After the two boys descend the stairs into a world where people are divided based on weight, it becomes clear that this is a political satire. Two countries war over the name of a “neutral” island, which neither of them claim to own, but both obviously think they do. It’s a reminder that the winner writes the history books and there’s always two sides to a story. Initially, I thought this would be a wonderful addition for our Perspective board on Pinterest. It promised to be a great story akin to Rosencrantz and Guildenstern are Dead.

Final Thoughts

I can’t remember where I lost interest. At some point, there was an almost “aha” realization about how I didn’t want to be reading a satire. While I originally thought the two countries were meant to represent Japan and South Korea, there was later mention of United States of the Underground and an iron curtain. Though I enjoyed 1984 and Brave New World, I hated Animal Farm. I’d wanted a light read, not something I would need to dissect and probe for deeper meanings.

The interesting thing is, this book was written in 1930. For those of you who don’t have history dates memorized, that’s prior to WWII and the Iron Curtain that went up from 1945-1991. Sure, I could probably find loads of papers on what Maurois was getting at (it should also be mentioned that the book is set in France), but that wasn’t aligned with why I wanted to read it in the first place.



If you’re wanting to teach kids about compromise and acceptance, this might be a good book.

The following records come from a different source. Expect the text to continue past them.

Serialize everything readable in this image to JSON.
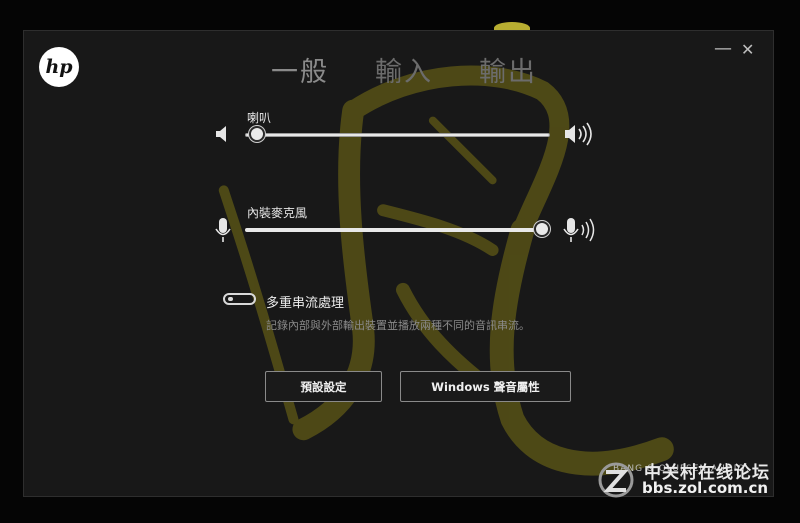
{
  "app": {
    "logo_text": "hp"
  },
  "tabs": [
    {
      "label": "一般",
      "active": true
    },
    {
      "label": "輸入",
      "active": false
    },
    {
      "label": "輸出",
      "active": false
    }
  ],
  "window_controls": {
    "minimize": "—",
    "close": "✕"
  },
  "speaker": {
    "label": "喇叭",
    "level": 0.04
  },
  "microphone": {
    "label": "內裝麥克風",
    "level": 1.0
  },
  "multistream": {
    "title": "多重串流處理",
    "description": "記錄內部與外部輸出裝置並播放兩種不同的音訊串流。",
    "enabled": false
  },
  "buttons": {
    "defaults": "預設設定",
    "windows_sound": "Windows 聲音屬性"
  },
  "brand_text": "BANG & OLUFSEN AUDIO",
  "watermark_site": {
    "title": "中关村在线论坛",
    "url": "bbs.zol.com.cn"
  },
  "colors": {
    "background": "#181818",
    "watermark": "#6b6418",
    "accent": "#e8e8e8"
  },
  "icons": [
    "hp-logo-icon",
    "speaker-low-icon",
    "speaker-high-icon",
    "mic-icon",
    "mic-high-icon",
    "toggle-icon"
  ]
}
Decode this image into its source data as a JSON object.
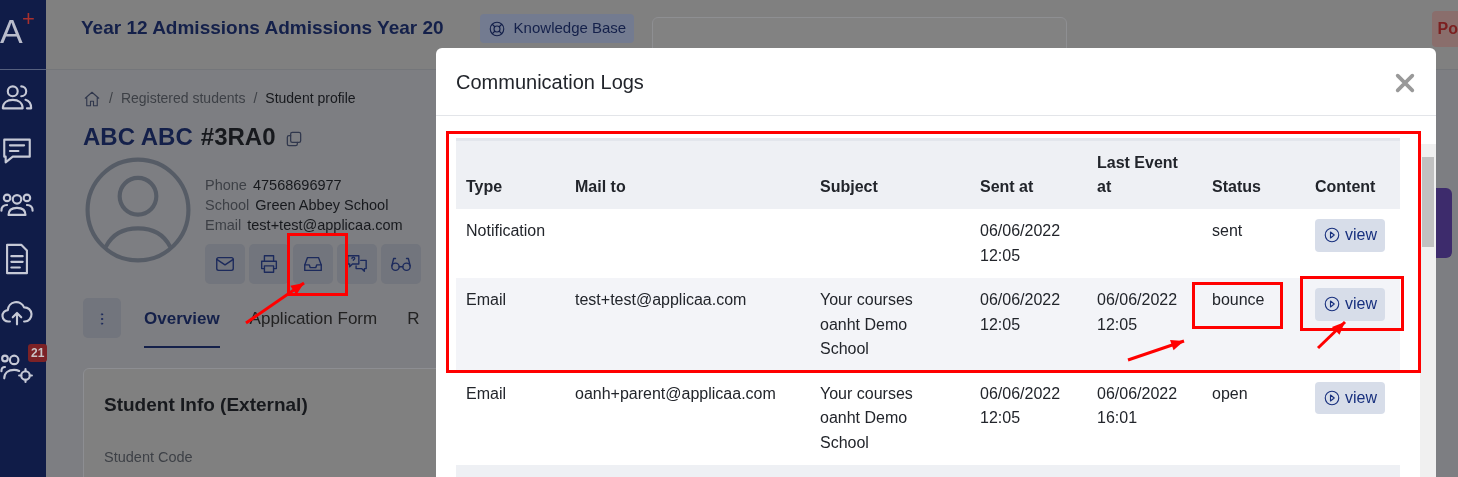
{
  "sidebar": {
    "logo_letter": "A",
    "logo_mark": "+",
    "badge": "21"
  },
  "header": {
    "title": "Year 12 Admissions Admissions Year 20",
    "knowledge_base": "Knowledge Base",
    "right_button": "Po"
  },
  "breadcrumb": [
    {
      "separator": "/",
      "label": "Registered students"
    },
    {
      "separator": "/",
      "label": "Student profile"
    }
  ],
  "student": {
    "name": "ABC ABC",
    "code": "#3RA0",
    "details": [
      {
        "label": "Phone",
        "value": "47568696977"
      },
      {
        "label": "School",
        "value": "Green Abbey School"
      },
      {
        "label": "Email",
        "value": "test+test@applicaa.com"
      }
    ]
  },
  "tabs": [
    {
      "label": "Overview",
      "selected": true
    },
    {
      "label": "Application Form",
      "selected": false
    },
    {
      "label": "R",
      "selected": false
    }
  ],
  "card": {
    "title": "Student Info (External)",
    "field_label": "Student Code"
  },
  "modal": {
    "title": "Communication Logs",
    "columns": [
      "Type",
      "Mail to",
      "Subject",
      "Sent at",
      "Last Event at",
      "Status",
      "Content"
    ],
    "rows": [
      {
        "type": "Notification",
        "mail_to": "",
        "subject": "",
        "sent_at": "06/06/2022 12:05",
        "last_event_at": "",
        "status": "sent",
        "content": "view"
      },
      {
        "type": "Email",
        "mail_to": "test+test@applicaa.com",
        "subject": "Your courses oanht Demo School",
        "sent_at": "06/06/2022 12:05",
        "last_event_at": "06/06/2022 12:05",
        "status": "bounce",
        "content": "view"
      },
      {
        "type": "Email",
        "mail_to": "oanh+parent@applicaa.com",
        "subject": "Your courses oanht Demo School",
        "sent_at": "06/06/2022 12:05",
        "last_event_at": "06/06/2022 16:01",
        "status": "open",
        "content": "view"
      }
    ]
  }
}
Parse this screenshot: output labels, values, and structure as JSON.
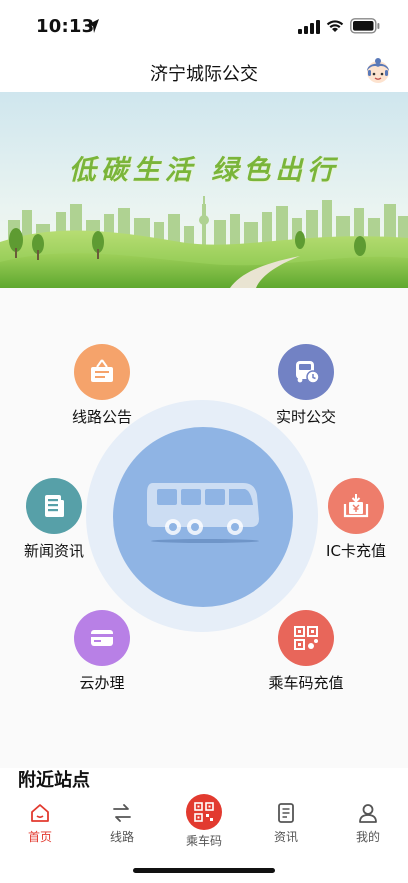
{
  "status": {
    "time": "10:13"
  },
  "header": {
    "title": "济宁城际公交"
  },
  "banner": {
    "slogan": "低碳生活 绿色出行"
  },
  "services": [
    {
      "label": "线路公告",
      "icon": "notice-board-icon",
      "color": "#f5a36b"
    },
    {
      "label": "实时公交",
      "icon": "bus-clock-icon",
      "color": "#7282c4"
    },
    {
      "label": "新闻资讯",
      "icon": "newspaper-icon",
      "color": "#57a0a8"
    },
    {
      "label": "IC卡充值",
      "icon": "card-recharge-icon",
      "color": "#ee7d6b"
    },
    {
      "label": "云办理",
      "icon": "card-icon",
      "color": "#b880e6"
    },
    {
      "label": "乘车码充值",
      "icon": "qr-bus-icon",
      "color": "#e8665a"
    }
  ],
  "nearby": {
    "title": "附近站点"
  },
  "tabs": [
    {
      "label": "首页",
      "icon": "home-icon"
    },
    {
      "label": "线路",
      "icon": "route-arrows-icon"
    },
    {
      "label": "乘车码",
      "icon": "qr-code-icon"
    },
    {
      "label": "资讯",
      "icon": "document-icon"
    },
    {
      "label": "我的",
      "icon": "user-icon"
    }
  ],
  "colors": {
    "accent": "#e23a2f",
    "hub": "#8fb4e4",
    "ring": "#e6eef8"
  }
}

If you’re wanting something light and fluffy that doesn’t make you think, this is not the book for you.


2 out of 5 stars.

It wasn’t a bad book, it just wasn’t a book that matched what I wanted to read when I first picked it up. For that reason, it got a lower score than it might have otherwise.

-Eliabeth Hawthorne

To see what other books we’ve reviewed, check out our book reviews page.